§ **ASSIGNMENT**
Among the entries below, find the lines holding "into" and copy them.

§ **GIVEN RECORDS**
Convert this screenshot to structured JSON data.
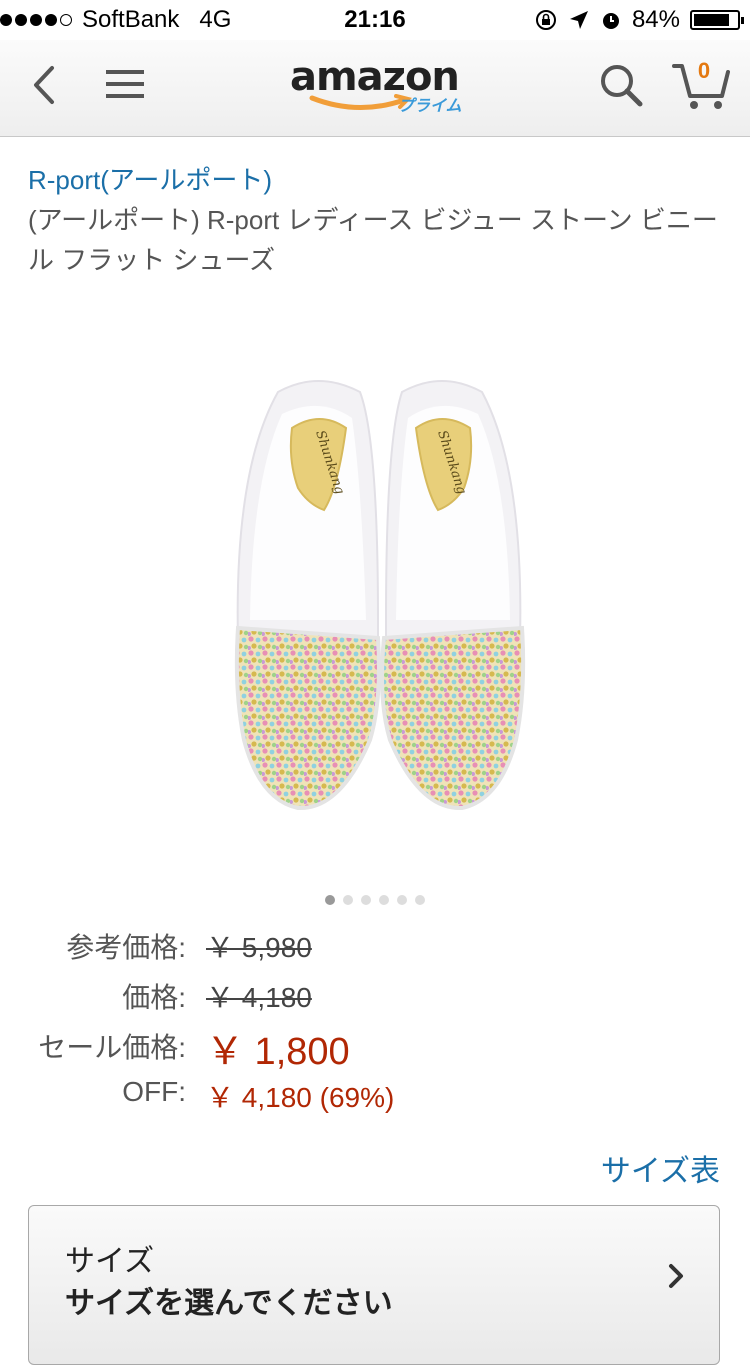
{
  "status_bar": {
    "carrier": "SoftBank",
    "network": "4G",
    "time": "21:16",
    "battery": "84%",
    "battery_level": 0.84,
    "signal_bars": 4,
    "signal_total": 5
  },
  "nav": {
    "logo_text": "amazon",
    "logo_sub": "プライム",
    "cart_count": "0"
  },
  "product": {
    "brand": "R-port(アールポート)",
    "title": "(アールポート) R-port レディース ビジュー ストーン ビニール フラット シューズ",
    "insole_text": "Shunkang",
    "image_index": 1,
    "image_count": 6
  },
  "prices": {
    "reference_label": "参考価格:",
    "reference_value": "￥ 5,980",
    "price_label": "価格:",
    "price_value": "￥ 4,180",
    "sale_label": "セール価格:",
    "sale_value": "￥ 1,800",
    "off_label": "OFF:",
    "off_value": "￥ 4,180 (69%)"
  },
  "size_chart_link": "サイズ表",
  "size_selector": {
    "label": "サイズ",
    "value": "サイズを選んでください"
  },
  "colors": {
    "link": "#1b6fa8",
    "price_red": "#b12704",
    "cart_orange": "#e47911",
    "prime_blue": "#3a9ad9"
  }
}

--

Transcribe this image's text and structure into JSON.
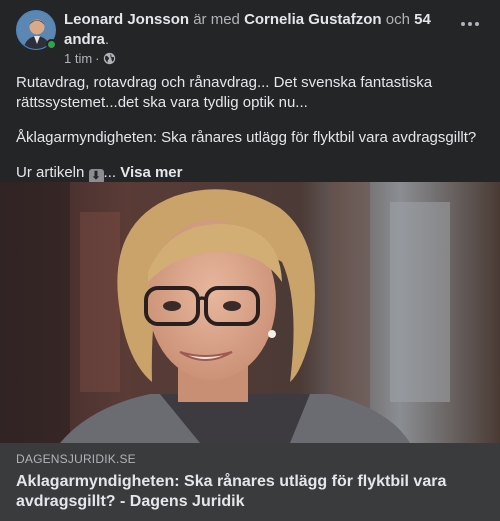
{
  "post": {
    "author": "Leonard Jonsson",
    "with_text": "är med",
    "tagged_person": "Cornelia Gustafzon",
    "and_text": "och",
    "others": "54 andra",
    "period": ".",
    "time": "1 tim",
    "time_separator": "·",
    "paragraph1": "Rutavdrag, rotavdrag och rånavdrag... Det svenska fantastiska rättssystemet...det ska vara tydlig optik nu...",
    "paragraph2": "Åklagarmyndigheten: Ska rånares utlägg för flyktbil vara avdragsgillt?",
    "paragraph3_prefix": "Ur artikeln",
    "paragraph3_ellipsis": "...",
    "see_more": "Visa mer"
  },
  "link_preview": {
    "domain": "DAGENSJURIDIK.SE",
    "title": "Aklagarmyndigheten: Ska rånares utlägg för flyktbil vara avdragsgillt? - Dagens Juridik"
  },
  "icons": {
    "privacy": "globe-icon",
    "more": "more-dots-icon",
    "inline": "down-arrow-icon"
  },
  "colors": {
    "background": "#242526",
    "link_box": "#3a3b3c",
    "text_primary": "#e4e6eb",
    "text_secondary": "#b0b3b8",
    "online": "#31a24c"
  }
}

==

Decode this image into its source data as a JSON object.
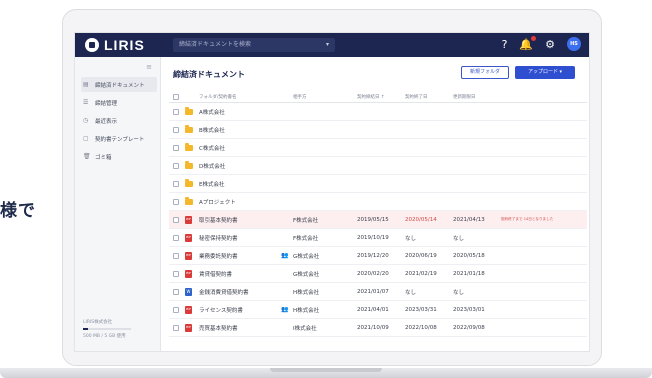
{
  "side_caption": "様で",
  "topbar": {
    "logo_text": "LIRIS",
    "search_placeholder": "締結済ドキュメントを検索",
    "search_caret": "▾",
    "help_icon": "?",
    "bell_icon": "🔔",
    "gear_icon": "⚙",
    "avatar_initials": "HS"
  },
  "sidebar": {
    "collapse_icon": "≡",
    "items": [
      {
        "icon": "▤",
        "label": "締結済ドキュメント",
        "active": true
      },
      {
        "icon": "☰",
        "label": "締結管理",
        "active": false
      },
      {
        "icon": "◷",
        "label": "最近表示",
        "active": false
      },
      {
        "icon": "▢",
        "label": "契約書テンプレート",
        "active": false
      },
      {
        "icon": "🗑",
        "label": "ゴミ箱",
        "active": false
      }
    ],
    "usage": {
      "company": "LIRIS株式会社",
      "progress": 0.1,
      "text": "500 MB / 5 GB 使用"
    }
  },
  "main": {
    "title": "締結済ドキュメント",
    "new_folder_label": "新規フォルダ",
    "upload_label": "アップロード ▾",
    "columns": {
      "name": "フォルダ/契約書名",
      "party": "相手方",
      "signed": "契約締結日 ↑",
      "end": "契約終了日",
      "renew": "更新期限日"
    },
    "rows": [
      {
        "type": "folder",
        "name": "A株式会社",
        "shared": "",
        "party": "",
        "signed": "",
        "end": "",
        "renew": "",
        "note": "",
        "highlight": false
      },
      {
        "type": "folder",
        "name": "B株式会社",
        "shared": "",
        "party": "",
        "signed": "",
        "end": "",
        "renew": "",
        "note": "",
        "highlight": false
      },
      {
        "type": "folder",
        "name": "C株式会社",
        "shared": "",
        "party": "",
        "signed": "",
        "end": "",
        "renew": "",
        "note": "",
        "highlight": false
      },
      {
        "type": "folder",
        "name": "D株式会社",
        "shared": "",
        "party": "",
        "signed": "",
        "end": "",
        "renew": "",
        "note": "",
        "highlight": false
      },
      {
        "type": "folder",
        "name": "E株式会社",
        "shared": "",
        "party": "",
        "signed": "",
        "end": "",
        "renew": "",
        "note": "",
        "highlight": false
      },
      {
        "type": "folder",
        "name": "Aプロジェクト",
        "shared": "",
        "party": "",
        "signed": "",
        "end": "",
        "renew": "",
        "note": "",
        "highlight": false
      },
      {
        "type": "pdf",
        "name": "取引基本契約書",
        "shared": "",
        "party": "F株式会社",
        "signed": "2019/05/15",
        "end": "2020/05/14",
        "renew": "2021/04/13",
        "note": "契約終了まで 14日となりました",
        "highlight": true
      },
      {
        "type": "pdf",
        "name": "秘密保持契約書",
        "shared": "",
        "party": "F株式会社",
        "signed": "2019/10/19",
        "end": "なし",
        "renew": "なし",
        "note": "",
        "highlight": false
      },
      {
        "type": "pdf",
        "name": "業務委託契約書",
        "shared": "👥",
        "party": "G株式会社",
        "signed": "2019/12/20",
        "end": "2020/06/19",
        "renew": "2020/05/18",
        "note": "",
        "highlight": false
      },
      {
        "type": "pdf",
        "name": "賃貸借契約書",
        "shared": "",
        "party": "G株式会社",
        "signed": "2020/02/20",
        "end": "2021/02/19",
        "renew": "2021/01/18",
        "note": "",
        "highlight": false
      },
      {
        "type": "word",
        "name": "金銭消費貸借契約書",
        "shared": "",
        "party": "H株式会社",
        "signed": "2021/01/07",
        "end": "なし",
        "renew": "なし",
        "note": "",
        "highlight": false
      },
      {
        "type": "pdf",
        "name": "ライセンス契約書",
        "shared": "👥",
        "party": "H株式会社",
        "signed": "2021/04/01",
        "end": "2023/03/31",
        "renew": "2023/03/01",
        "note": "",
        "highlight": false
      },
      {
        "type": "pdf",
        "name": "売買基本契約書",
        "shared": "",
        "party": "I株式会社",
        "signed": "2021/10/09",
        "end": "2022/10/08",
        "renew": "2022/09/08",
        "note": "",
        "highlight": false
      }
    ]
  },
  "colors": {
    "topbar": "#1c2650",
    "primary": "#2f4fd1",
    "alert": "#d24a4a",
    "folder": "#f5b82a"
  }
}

§ **RESULT OF THIS EXERCISE**
Transcribe this image's text and structure into JSON.
Decode this image into its source data as a JSON object.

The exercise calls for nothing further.